Growing awareness. Patrick Gorden, a senior clinician in veterinary diagnostic and production animal medicine, said the use of antibiotics in production animals has taken on greater importance as consumer awareness of food safety has grown in recent years.
Gorden said the use of antibiotics and other medications in production animals may lead to the possibility of violative levels of the medications being present when the milk and meat are offered for sale. In most cases, that happens because of mistakes in recordkeeping or animal handling, he said.
"It's important to realize that mistakes can happen and that safeguards are in place to prevent those contaminated products from reaching the consumer," Gorden said.
Gorden works with veterinarians, producers and inspectors to keep everyone up to date on the latest regulations and federal programs, developing educational materials and holding meetings across the state.
Every load of milk is tested for the presence of medicines at or above FDA limits before it's unloaded and processed. Of all milk tankers tested nationwide between October 2012 and September 2013, only 0.014% showed antibiotic levels above FDA limits.
Any milk found to contain levels of medicine above FDA limits is removed from the supply and destroyed, Gorden said.
From racehorses to milk samples. The PhAST laboratory started out in the 1980s testing racehorses for illegal substances. The lab still does testing for horse and dog racing, but its mission has shifted in the last few years toward testing milk and feed samples for drug residues, which requires the same sort of equipment and expertise as the testing conducted for racetracks, Coetzee said.
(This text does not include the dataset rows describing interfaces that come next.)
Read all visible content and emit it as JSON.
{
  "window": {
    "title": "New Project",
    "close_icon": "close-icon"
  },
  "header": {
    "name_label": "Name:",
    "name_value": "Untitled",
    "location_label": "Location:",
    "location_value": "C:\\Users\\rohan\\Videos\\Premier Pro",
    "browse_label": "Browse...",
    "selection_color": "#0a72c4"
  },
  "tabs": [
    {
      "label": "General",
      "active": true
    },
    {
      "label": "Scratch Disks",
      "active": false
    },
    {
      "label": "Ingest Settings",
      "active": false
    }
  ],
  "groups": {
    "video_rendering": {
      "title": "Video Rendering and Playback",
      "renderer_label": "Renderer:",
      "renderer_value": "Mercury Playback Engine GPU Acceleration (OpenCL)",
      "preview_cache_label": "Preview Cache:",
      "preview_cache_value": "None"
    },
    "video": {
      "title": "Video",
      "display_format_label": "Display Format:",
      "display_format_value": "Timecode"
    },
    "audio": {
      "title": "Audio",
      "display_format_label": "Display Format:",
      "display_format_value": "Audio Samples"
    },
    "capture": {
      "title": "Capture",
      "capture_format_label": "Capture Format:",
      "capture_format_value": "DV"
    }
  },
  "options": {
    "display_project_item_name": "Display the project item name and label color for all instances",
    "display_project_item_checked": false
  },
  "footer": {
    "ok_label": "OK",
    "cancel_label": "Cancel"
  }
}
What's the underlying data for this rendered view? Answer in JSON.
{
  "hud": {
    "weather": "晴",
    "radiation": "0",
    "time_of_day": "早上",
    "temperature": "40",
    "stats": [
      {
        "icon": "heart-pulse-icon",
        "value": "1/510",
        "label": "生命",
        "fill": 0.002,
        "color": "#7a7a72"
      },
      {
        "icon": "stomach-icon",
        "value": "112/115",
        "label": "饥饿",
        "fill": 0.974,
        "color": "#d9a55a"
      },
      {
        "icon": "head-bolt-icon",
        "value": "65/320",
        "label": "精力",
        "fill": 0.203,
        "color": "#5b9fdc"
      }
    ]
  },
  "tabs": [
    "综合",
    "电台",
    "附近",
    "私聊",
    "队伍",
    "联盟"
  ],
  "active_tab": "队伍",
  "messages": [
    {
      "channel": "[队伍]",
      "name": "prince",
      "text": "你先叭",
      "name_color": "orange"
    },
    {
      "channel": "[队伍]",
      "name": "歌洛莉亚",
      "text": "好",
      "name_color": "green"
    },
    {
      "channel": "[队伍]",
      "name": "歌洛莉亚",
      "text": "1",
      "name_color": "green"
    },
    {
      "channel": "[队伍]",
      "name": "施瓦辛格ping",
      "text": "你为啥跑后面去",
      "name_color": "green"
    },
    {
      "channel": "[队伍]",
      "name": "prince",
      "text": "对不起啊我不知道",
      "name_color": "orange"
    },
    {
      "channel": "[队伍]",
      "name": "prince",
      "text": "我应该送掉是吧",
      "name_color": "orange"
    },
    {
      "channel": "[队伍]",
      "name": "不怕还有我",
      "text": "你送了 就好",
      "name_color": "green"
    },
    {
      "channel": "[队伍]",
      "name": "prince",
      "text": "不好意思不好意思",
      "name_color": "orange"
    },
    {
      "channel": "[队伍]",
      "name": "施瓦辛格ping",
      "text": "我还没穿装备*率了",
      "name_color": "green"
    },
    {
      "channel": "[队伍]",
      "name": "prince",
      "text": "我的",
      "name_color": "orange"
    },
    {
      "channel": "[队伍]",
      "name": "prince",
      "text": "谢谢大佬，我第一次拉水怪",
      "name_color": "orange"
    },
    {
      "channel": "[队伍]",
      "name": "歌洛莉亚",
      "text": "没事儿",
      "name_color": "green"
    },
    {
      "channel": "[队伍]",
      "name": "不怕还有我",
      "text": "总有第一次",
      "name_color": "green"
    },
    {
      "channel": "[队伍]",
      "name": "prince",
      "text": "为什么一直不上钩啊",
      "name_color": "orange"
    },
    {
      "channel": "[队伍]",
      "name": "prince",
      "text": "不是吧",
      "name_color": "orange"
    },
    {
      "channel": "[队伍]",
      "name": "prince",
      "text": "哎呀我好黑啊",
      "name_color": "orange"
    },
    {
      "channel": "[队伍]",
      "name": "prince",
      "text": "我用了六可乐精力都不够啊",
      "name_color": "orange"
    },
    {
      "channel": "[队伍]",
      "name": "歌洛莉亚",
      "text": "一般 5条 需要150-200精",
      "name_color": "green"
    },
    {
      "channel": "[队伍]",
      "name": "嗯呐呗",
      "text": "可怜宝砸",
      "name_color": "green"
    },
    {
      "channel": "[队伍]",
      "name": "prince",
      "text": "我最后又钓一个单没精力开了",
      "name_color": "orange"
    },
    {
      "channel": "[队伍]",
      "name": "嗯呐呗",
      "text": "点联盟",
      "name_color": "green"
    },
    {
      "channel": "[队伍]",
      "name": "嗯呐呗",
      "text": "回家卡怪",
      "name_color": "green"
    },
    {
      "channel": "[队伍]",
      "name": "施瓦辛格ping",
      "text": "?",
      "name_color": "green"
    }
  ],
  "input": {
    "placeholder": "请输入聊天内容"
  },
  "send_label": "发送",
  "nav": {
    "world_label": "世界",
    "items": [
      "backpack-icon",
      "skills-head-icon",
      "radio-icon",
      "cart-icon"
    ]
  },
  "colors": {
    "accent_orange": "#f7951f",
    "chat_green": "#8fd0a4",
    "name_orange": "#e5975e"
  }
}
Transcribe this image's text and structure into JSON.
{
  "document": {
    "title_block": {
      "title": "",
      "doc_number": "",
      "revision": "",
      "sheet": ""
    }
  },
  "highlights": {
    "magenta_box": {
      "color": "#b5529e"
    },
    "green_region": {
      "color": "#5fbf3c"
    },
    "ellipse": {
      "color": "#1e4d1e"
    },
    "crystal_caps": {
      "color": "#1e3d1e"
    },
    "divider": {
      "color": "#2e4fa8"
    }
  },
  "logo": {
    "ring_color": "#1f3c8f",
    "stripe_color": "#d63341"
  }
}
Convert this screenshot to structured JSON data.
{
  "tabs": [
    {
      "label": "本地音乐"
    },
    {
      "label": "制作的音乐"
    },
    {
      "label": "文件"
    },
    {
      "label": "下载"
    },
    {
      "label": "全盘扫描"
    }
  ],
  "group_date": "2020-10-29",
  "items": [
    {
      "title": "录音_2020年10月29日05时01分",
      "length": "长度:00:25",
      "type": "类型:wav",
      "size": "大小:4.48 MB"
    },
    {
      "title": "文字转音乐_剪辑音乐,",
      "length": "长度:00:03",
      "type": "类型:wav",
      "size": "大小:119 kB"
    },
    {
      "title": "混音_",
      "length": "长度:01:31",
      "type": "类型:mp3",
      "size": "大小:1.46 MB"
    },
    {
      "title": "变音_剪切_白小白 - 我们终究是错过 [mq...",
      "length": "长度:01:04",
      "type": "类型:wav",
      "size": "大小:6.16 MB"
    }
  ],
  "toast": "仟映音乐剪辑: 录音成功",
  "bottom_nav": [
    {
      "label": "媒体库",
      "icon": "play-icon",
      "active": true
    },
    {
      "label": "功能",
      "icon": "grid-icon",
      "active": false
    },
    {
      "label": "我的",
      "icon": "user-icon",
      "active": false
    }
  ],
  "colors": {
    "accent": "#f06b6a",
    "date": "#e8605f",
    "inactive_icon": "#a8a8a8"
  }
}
The team tests around 50 milk samples and 100 feed samples in an average month, he said.
Local veterinarians send samples to the lab for several reasons, Coetzee said. For instance, a veterinarian may suspect that a dairy cow was mistakenly given an incorrect medication. Milk samples from the cow would be frozen and sent overnight to the lab, where PhAST personnel use chemical extraction techniques to strip away the fats and proteins from the milk, leaving only the drug signature.
It's the only veterinary diagnostic lab in the U.S. that offers such clinical pharmacology services, so the lab has attracted clients from across the country. Also, PhAST is expanding its services to include testing for oral fluids from pigs — a move supported by a grant from the National Pork Board.
Coetzee said PhAST is "unique in terms of the services commonly offered by veterinary diagnostic labs."